Instead of celebrating GIS on November 18th, one company will be defending its GIS and GPS services as a case against them will start oral arguments before the Pennsylvania Supreme Court (Docket Number 2235 CD 2014, Journal Number 48-11-2015). Related: Geospatial Communities Back Court Decision in MAPPS Lawsuit
The case pits Southeastern Reprographics against the Bureau of Professional and Occupational Affairs, et al.
Now known as the Davey Resource Group, Southeastern Reprographics was fined $2,000 on November 14, 2014 by the state for “practicing and offering to practice land surveying while not being properly licensed, and for representing itself without employing a licensed directing head or responsible charge credentialed as professional land surveyor.“

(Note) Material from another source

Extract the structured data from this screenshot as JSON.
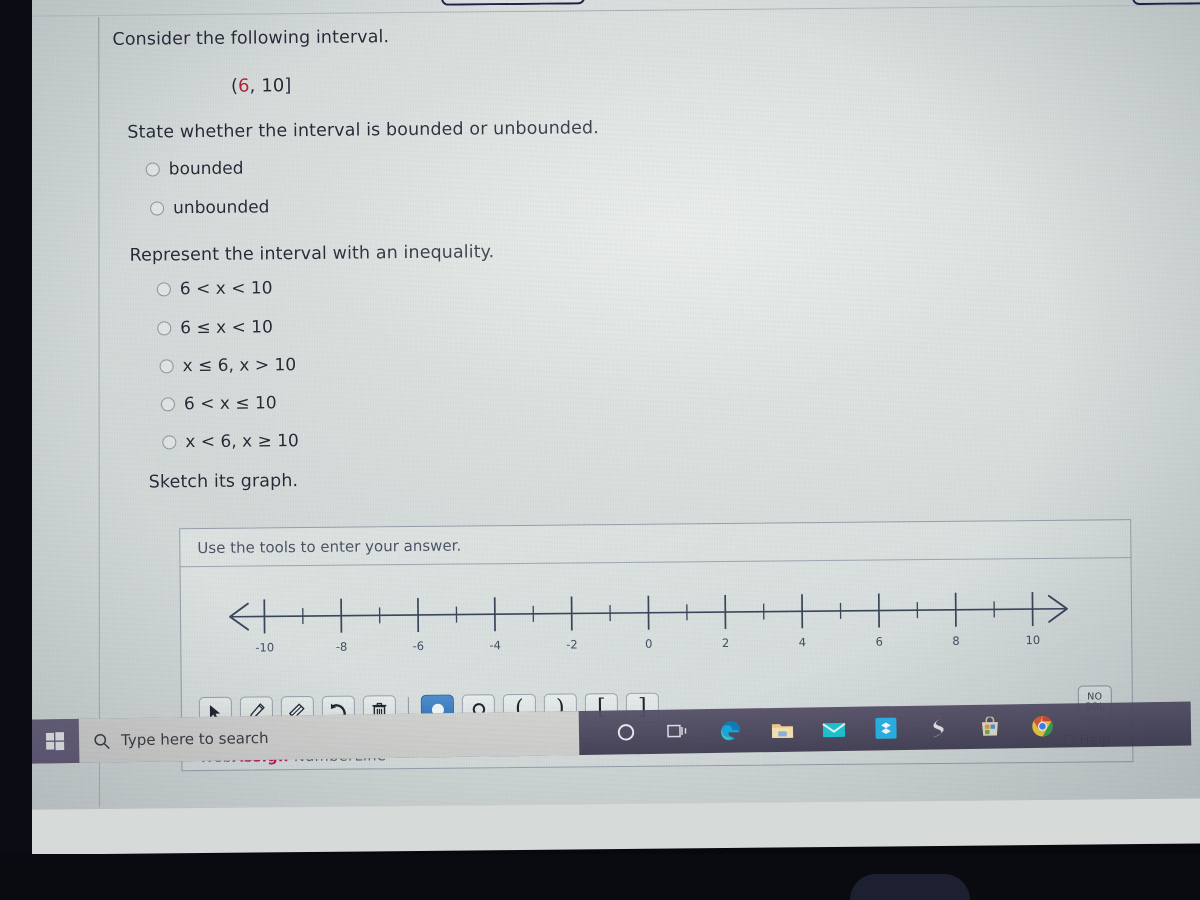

An email was sent by the Pennsylvania Society of Land Surveyors in which it urged its members to attend the hearing in the belief that a “good showing of land surveyors will demonstrate to the court the importance of this case and our support for the original findings of the Registration Board.”
The case overview from the email:
In September 2007, the Registration Board received a complaint regarding Southeastern Reprographics use of GPS and GIS to locate and map the assets of an electrical utility. Approximately 100,000 points were located to sub-meter accuracy on surface and underground electrical assets. On November 14th, 2014 the Registration Board for Professional Engineers, Land Surveyors and Geologists levied a civil penalty and cease and desist order against Southeastern Reprographics, Inc., now known as Davey Resource Group, for practicing and offering to practice engineering land surveys. Davey Resources Group appealed the Registration Board s decision to the Commonwealth Court and successfully applied for a stay of the cease and desist order so they can continue to operate in Pennsylvania. PSLS filed an Amicus Curiae Brief with the Commonwealth Court in affirmance of the Registration Board s decision which was subsequently suppressed by the court for technical reasons.
On May 4th, 2015 oral arguments were presented to a panel of three judges. In mid-September 2015, the Commonwealth Court requested a re-hearing of oral arguments before the Court En Banc and requested additional copies of the PSLS Amicus Curiae Brief as well as other documentation from the parties involved. A request by the court for new oral arguments is unusual and we do not know what to make of that request or the request for additional copies of our Amicus Curiae Brief which was suppressed. We believe the court may be divided on the issue and we need to do all we can to demonstrate our support of the Registration Boards decision. Please attend oral arguments to demonstrate your support for the Registration Board decision and our profession.